So as I was mixing everything in the bowl, I come to the realization I have no sour cream even though I went to the friggin’ store yesterday with sour cream on my list of ingredients I needed to buy, yet, I somehow forgot it. Shocker. I think I was on the phone when I was in the dairy aisle, and this makes me loathe technology even more than I do of late. And as I was making the muffins, I needed to find a sub for sour cream – an ingredient that will not only add moisture, but also add tang to the overall flavor. I must have opened the fridge door at least 5 times looking for the damned sour cream… like it was going to magically appear. I can’t even remember who I was talking to on the phone to try to lay blame their way. What. The. Fuck.
Think we’ve got yogurt? Nope.
Do a little research online, and oh, thank you, Internet for giving me: Sour Cream Substitutions and Equivalents with Dairy-Free Options. I chose the following substitution quite simply because I found trying to do the other conversions far too confusing.
For baking: 7/8 cup buttermilk or sour milk plus 3 tablespoons butter
Math wiz, I am not. 7/8 was closest to 1 cup, and then I could only use 2/3 of that one cup (well, 7/8 cup). It all got too confusing…
I always have buttermilk powder in the fridge because…I just do. If you don’t have that, then you can make buttermilk by combining 1 cup regular milk with 1-2 tbsp of vinegar or lemon juice.

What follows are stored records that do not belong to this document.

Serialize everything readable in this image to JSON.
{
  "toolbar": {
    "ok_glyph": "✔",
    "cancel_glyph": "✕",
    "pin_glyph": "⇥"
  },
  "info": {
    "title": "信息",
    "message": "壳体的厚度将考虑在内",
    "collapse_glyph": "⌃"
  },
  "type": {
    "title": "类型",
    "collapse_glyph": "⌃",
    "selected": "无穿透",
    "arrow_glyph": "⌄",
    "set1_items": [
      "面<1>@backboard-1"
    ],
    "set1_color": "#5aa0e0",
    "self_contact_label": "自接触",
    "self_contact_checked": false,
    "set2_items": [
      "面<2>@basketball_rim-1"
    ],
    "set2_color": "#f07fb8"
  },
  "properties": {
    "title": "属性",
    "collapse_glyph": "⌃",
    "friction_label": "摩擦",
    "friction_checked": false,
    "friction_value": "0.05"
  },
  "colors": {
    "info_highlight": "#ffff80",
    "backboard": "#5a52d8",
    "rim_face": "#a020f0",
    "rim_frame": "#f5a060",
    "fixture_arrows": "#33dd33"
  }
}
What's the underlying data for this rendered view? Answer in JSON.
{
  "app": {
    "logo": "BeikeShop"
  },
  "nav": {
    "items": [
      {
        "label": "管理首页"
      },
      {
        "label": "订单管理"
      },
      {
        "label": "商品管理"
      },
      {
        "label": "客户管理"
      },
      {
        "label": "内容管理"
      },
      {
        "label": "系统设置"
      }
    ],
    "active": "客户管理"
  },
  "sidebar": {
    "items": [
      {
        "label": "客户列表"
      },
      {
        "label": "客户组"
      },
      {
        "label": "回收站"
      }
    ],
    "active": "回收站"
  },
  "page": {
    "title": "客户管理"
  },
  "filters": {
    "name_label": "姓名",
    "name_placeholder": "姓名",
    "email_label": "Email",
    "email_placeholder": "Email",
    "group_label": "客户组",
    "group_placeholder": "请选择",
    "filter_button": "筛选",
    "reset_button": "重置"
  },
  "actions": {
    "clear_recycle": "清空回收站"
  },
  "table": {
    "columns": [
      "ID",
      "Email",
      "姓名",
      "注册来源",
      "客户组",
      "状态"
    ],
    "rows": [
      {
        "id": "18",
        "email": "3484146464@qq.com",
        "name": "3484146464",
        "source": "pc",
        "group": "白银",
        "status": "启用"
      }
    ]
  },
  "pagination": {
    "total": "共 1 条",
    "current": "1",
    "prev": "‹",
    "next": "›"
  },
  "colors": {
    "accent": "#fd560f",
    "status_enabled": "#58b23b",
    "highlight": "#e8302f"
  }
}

Let sit for 5 minutes and you have a perfectly viable alternative to buttermilk. Trust me. Done it a thousand times.
I diced up the extra butter into tiny cubes. It didn’t say to melt it – and I can be painfully literal at times – so I didn’t.
Then I questioned my decision to cube the butter after it was all mixed together. You know what they say about worry:
And it all turned out fine. I wish I could take a decent photo inside the oven while these were baking… gorgeous. They had this fluffy high rising crown to them that I want to see on every muffin I ever make from this point forward. Once I opened the oven at the end, though, the crowning jewels shrunk a wee bit, kinda like a dude’s jewels when he dives in cold water.
Look at the beautiful green flecks of rosemary.
My Thoughts After Baking:
- I did not use dried rosemary. I didn’t have dried, and when I was in the store I thought the recipe called for fresh. Imagine that I would botch a recipe before I even began…
- You can learn about the conversion of fresh to dried herbs from dear ole’ Martha, but I knew I needed to add more fresh than the 2 tsp dried called for in the recipe. I’m not a honkin’ fan of rosemary, so I only used 4 tsp fresh, and for my tastes, it was perfect.
- P.S. I’ve always thought it backwards that dried herbs are more potent that fresh… I’ve never looked into the science. And this time, I’m not going to. Look it up yourself.
- If you had extra Meyer lemons setting around from, say, making a batch of Meyer Lemon Marmalade, chop up all the goodness of the whole lemon and add it to this recipe. I think it’d be a lovely addition with the zest that’s called for.
- I’d serve this with dinner any day without the powered sugared topping. Without the glaze, the muffin is lightly sweet, but the savory notes of the rosemary balance out the slightly sweet quite nicely.
- As stated above, I did not make the powdered sugar topping. This would dip this muffin into a sweet category, which I think would be delightful, especially with the lemon juice – but I’d also add a bit of zest to the powered sugar glaze. It would also make a lovely snack any time of day, delicious muffin at tea time, or a breakfast muffin with the glaze. But knowing my husband isn’t a massive fan of all the sweets parading through our home lately (he’s training for another bike trip in April), I left it off, whipping out the glorious grapefruit marmalade instead. Holy mother of all goodness! It became an explosion of savory, tart, and sweet. Just, YAS!
P.P.S. Gettin’ better at these food pics each time.
I’m booking myself on the next flight to Italy so I can grow my own lemons and rosemary under the Tuscan sun and make these muffins. If for no other reason than to say I did just that.